There aren't many surprises here -- at least not until the ending, when the tables turn with an O. Henryesque twist. This ending mitigates somewhat the doubtful sexual politics of it all; but it also undoes the well-earned moments of sincerity that came immediately before it, leaving the audience somewhat wary of even the most sincere moments in the other plays on the program.

Skipping ahead, in Bob Dylan and the Lawn Jockey Revolution, the third play of the evening, written by Bruce Walsh when he was a senior at Pennsbury High School, the gap is generational. Ben (Rocco Rosanio) is a foul-mouthed teenage slacker feuding with the world and with his anxiously middle-class dad (Tim Moyer). The lawn jockey of the title is the concrete ornament that, for Ben, symbolizes everything he knows is wrong with his father's class-conscious (and covertly racist) suburban territoriality. (It's a little disconcerting that the play never challenges Ben's critique of his father, and so the play often seems as adolescent, as surly, and as angst-ridden as the central character.)

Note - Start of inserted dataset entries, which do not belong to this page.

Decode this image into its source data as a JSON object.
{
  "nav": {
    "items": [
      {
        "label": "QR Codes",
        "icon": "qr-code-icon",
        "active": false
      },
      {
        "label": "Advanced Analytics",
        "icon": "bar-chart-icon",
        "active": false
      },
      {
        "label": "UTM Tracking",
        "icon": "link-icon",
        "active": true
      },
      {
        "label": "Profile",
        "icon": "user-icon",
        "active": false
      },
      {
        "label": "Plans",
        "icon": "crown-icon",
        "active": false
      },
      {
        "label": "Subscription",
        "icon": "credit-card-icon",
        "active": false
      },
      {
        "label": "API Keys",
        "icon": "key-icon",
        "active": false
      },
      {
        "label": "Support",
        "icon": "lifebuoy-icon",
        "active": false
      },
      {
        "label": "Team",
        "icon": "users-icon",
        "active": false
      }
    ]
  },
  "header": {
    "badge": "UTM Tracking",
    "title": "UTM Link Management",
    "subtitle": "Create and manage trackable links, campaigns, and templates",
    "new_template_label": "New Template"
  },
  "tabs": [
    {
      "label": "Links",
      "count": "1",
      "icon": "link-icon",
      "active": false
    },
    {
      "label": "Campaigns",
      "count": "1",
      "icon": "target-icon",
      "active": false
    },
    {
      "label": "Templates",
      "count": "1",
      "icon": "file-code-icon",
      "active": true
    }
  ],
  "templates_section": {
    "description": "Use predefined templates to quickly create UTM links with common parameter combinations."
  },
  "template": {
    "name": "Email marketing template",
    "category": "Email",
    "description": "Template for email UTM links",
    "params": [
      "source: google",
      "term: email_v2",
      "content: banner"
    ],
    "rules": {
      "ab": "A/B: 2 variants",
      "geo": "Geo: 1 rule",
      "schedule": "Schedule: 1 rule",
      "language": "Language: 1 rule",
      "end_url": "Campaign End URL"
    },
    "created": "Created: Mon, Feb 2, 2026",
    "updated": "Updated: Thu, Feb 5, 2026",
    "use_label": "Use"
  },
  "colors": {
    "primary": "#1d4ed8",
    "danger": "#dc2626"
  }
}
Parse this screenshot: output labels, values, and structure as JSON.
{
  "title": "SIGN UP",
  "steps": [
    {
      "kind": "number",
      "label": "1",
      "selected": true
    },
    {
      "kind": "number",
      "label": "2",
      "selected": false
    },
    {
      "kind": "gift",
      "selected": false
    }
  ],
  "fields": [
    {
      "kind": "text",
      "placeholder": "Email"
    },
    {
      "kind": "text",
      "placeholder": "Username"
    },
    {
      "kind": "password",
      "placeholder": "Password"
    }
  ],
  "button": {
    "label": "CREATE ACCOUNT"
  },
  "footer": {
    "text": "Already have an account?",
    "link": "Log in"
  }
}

To Ben, Bob Dylan (whose music he finds annoyingly whining -- but, then again, who doesn't?), represents different things about different people in his life: when he hears his father sing along to Dylan, it represents lost '60s idealism; when he hears Dylan's music sung by Robert (delightfully played, with a winning grin, by Harry Philibosian), a 62-year-old psychiatric inmate institutionalized since traumatically defending Dylan at the singer's controversial second Newport Folk Festival appearance, it presents a horrifying image of arrested development.

Once again, the magic of the play is in the moment when gaps are bridged. And here it is a moment of startling clarity and simplicity, when Dylan's music ceases to represent anything, and, instead, simply means, beautifully communicating what the characters have failed to say and failed to hear.

The real dramatic discovery of the evening is If, written by Brandon Walston when he was a junior at Masterman High School. Here the characters are even more mismatched: Mia, first seen dancing barefoot in her slip to some slow jazz, is a working-class young Brooklynite with street smarts and a chip on her shoulder the size of Canarsie (played by Maggie Siff with an intermittent accent unheard in any populated section of Brooklyn); Kenneth (Forrest McClendon) is a "black Buppie nerd" Columbia student in a blazer, sublimely out of touch both with African-American culture (she calls him "denegrotized," and has to teach him that "'chitterlings' is pronounced 'chitlins'") and with his own sexual urges.

How Mia and Kenneth met (working as ushers in a Brooklyn art-cinema movie house), why they've come to his father's pied-a-terre, why she's taken off her dress, how he comes to love her, how and why they end up in Coney Island in each other's clothes on Halloween, remain mysterious, improbable, preposterous, insufficiently explained or over-explained. The dialogue is often indirect, obtuse and choked with aggressive lyricism ("I'm skin, I'm eyes, I'm dreams, I'm fever").

But what we have here is a real dramatic voice. The characters talk about movies (ranging from It's a Wonderful Life to Last Tango in Paris), but they don't act or talk as if the were in movies. And even the most cryptic and seemingly random events -- including a brief appearance of a woman on the boardwalk at Coney Island (Cathy Simpson), giving her own spin on youth, love and racial identity -- reveal the instinct and sensibilities of a genuine dramatic imagination. Walston is a young talent to watch, with a voice to listen to.

If is directed, with appropriately dark tones and textures, by Seth Rozin. James Christy directs Amazon Women, and Aaron Posner Bob Dylan and the Lawn Jockey Revolution.

-- Cary M. Mazer